Nothing was normal about the Monster Energy NASCAR Cup Series race at Chicagoland Speedway on Sunday, including that a driver who had a 12th-place car most of the race wound up with a lead so big he was almost sure to win. But that was just the beginning, and led to some of the best racing you’ll ever see.
There’s no need to spoil the ending before the video embed, so here’s some context: The red No. 18 car of Kyle Busch has the lead with a handful of laps to go on the 1.5-mile oval in Joilet, Illinois, with lapped traffic ahead and the No. 42 car of Kyle Larson chasing him down. Kevin Harvick, who’s been dominant along with Busch this season, is in third—and even though Harvick is out of the camera shot for most of this, Harvick is never actually out of the picture.
Just watch what happens and avoid scrolling down for spoilers until it’s over:
Watch it five more times if you need to. It won’t get old.
It didn’t look like Larson would catch Busch until the last lap, when he got a huge run going into the first and second turns. Larson, a dirt racer, went to pull a slide job on Busch by ducking to the inside and sliding up in front of him, but didn’t complete it and ran into Busch instead. That put Busch into the wall and took away his momentum, letting Larson complete a pass for the lead.
That’s exactly what Busch did in the third and fourth turns, sending Larson into the start of a spin while Busch himself slammed the wall. Busch limped toward the checkered flag with lapped traffic around while Larson somehow saved the spin and limped to the line even more slowly, while everyone watching waited for Harvick’s unscathed car to zoom by and win its sixth race this year—which would’ve been the most of any driver by two wins over Busch, had he done it.
But Busch made it to the line first and came back around later to celebrate with a tire down, while Larson finished second place ahead of Harvick at an absolute crawl. And while it would’ve been a solid bet to think there would be some angry drivers after the race, Larson came around, gave Busch a thumbs-up and even went to victory lane to congratulate him.

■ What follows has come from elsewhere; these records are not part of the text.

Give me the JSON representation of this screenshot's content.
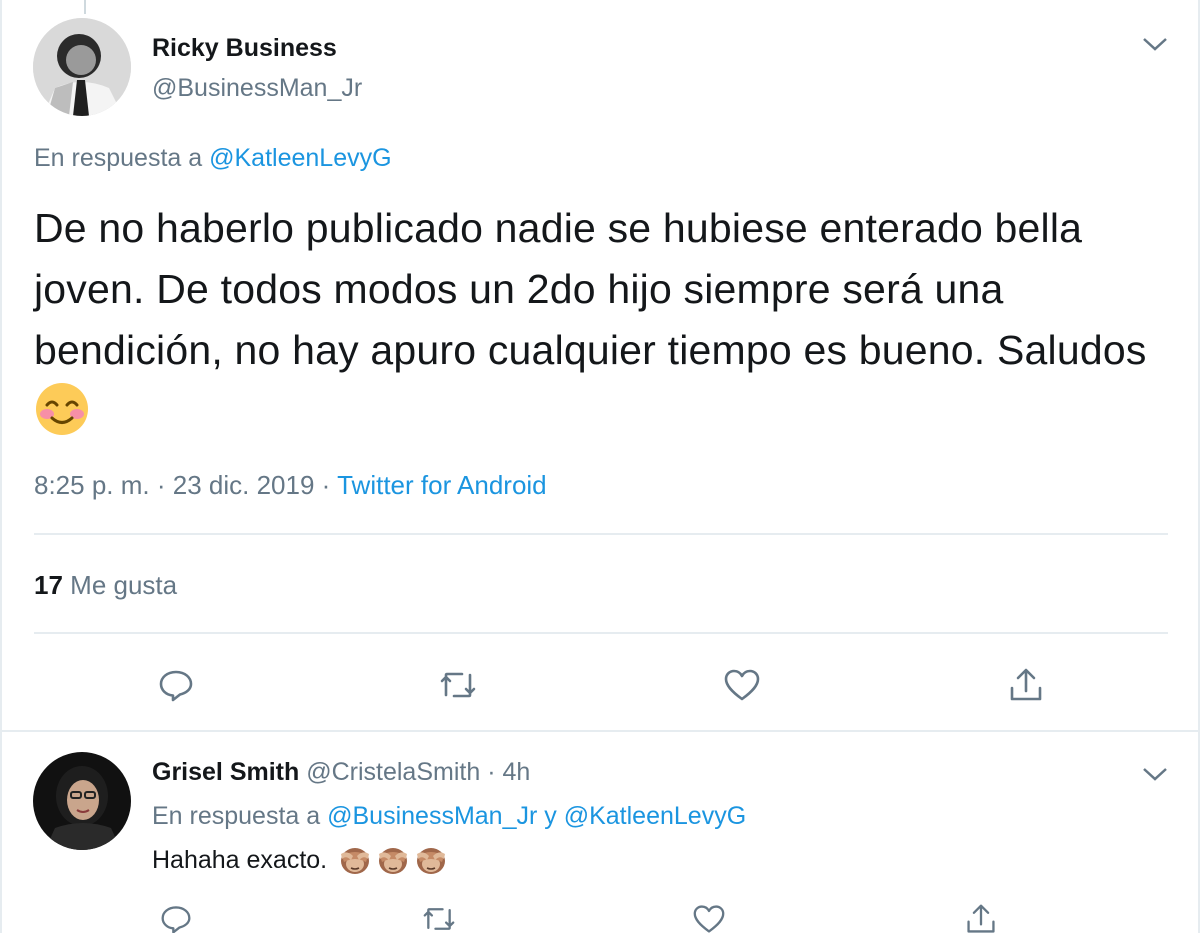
{
  "tweet": {
    "author_name": "Ricky Business",
    "author_handle": "@BusinessMan_Jr",
    "reply_prefix": "En respuesta a",
    "reply_to": "@KatleenLevyG",
    "text": "De no haberlo publicado nadie se hubiese enterado bella joven. De todos modos un 2do hijo siempre será una bendición, no hay apuro cualquier tiempo es bueno. Saludos",
    "emoji": "smiling-face-with-smiling-eyes",
    "time": "8:25 p. m.",
    "date": "23 dic. 2019",
    "dot": "·",
    "source": "Twitter for Android",
    "likes_count": "17",
    "likes_label": "Me gusta"
  },
  "reply": {
    "author_name": "Grisel Smith",
    "author_handle": "@CristelaSmith",
    "dot": "·",
    "age": "4h",
    "reply_prefix": "En respuesta a",
    "reply_to_1": "@BusinessMan_Jr",
    "conj": "y",
    "reply_to_2": "@KatleenLevyG",
    "text": "Hahaha exacto.",
    "emoji": "see-no-evil-monkey x3"
  },
  "icons": {
    "reply": "reply-icon",
    "retweet": "retweet-icon",
    "like": "heart-icon",
    "share": "share-icon",
    "more": "chevron-down-icon"
  },
  "colors": {
    "text": "#14171a",
    "muted": "#657786",
    "link": "#1b95e0",
    "border": "#e6ecf0"
  }
}
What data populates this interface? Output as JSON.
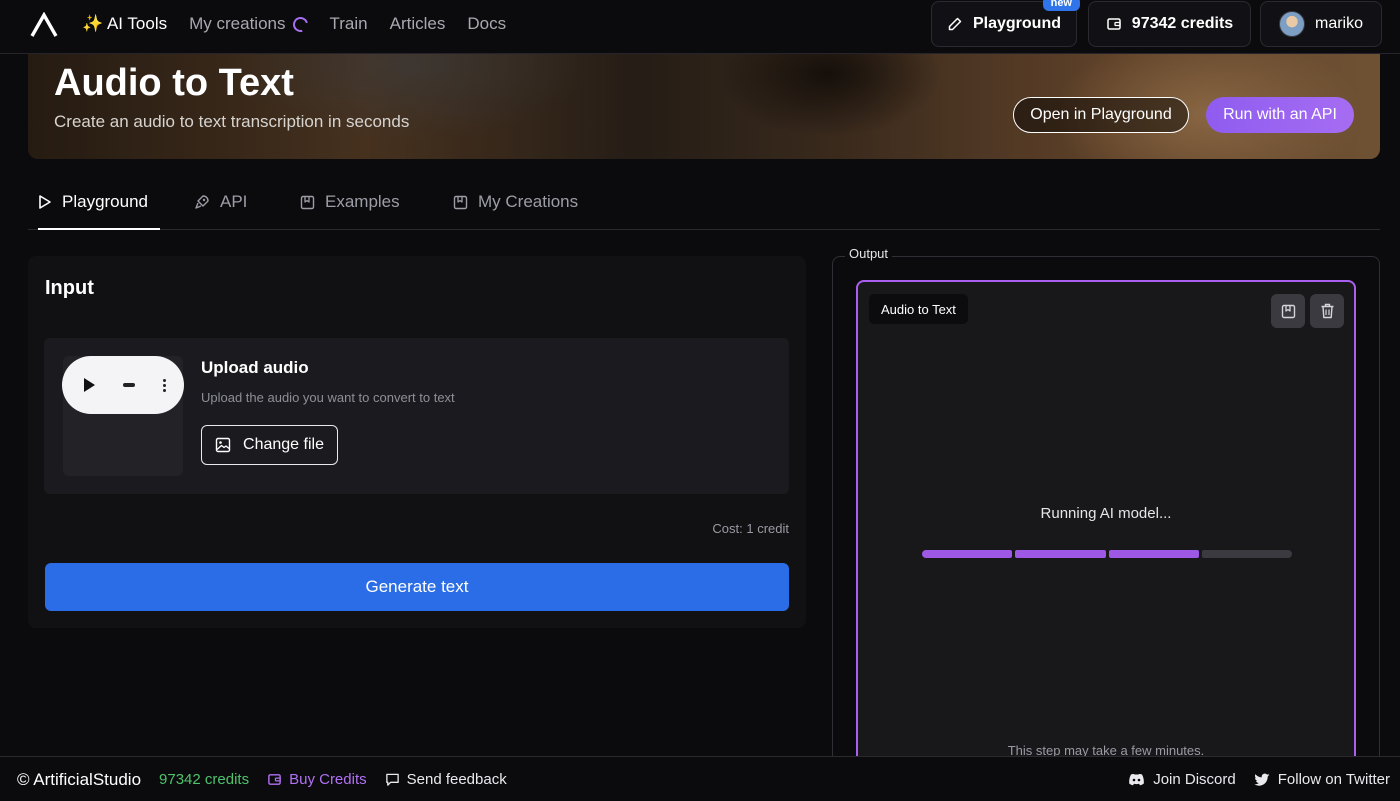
{
  "nav": {
    "ai_tools": "✨ AI Tools",
    "my_creations": "My creations",
    "train": "Train",
    "articles": "Articles",
    "docs": "Docs",
    "playground": "Playground",
    "new_badge": "new",
    "credits": "97342 credits",
    "username": "mariko"
  },
  "hero": {
    "title": "Audio to Text",
    "subtitle": "Create an audio to text transcription in seconds",
    "open_playground": "Open in Playground",
    "run_api": "Run with an API"
  },
  "tabs": [
    {
      "label": "Playground",
      "icon": "play-icon"
    },
    {
      "label": "API",
      "icon": "rocket-icon"
    },
    {
      "label": "Examples",
      "icon": "bookmark-icon"
    },
    {
      "label": "My Creations",
      "icon": "bookmark-icon"
    }
  ],
  "input": {
    "title": "Input",
    "upload_title": "Upload audio",
    "upload_sub": "Upload the audio you want to convert to text",
    "change_file": "Change file",
    "cost": "Cost: 1 credit",
    "generate": "Generate text"
  },
  "output": {
    "legend": "Output",
    "chip": "Audio to Text",
    "running": "Running AI model...",
    "progress_segments_done": 3,
    "progress_segments_total": 4,
    "note": "This step may take a few minutes."
  },
  "footer": {
    "brand": "© ArtificialStudio",
    "credits": "97342 credits",
    "buy": "Buy Credits",
    "feedback": "Send feedback",
    "discord": "Join Discord",
    "twitter": "Follow on Twitter"
  },
  "colors": {
    "accent_purple": "#a95ff0",
    "primary_blue": "#2b6de6",
    "credits_green": "#4fc26a"
  }
}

Why? Because he started it, and Busch finished it.
“I’m not upset,” Larson told the NBC Sports television crew after the race. “I had an opportunity there to slide in front of him and I figured I wouldn’t clear him or I would allow him to drive back underneath me. So, I tried to get to his door, and I opened the door for him to retaliate into [turn] three.
“I thought it was free game. I ran into him first, he got me after that, maybe a little bit worse than I got him, but that’s alright. I love racing Kyle. I know all of you fans are probably mad at him, but, hey, we put on a hell of a show for you guys and that was a blast.”
Busch, after pretending to cry to the TV camera—an exaggeration of a move he does regularly after wins in front of NASCAR fans, many of whom have called him a crybaby over the years—told the NBC Sports crew that Larson used him, and he used Larson back.
“We were horrible today,” Busch told the TV crew on the front stretch of the track. “Absolutely horrendous. But we just never gave up, we just always kept working on it and kept making the most of it, and got it to where we needed it right there at the end and were able to lead all of those laps. If it wasn’t for lapped traffic, it wouldn’t have even been a race.
“I don’t know what y’all are whining about,” Busch added, gesturing toward the crowd. “But if you don’t like that kind of racing, don’t even watch.”
All the while, Larson lost and said immediately afterward, “That’s got to be one of the best NASCAR finishes of all time.”
Who does that? In what universe does an athlete lose and still get excited about how the competition ended? Whatever universe it is, let’s all move there.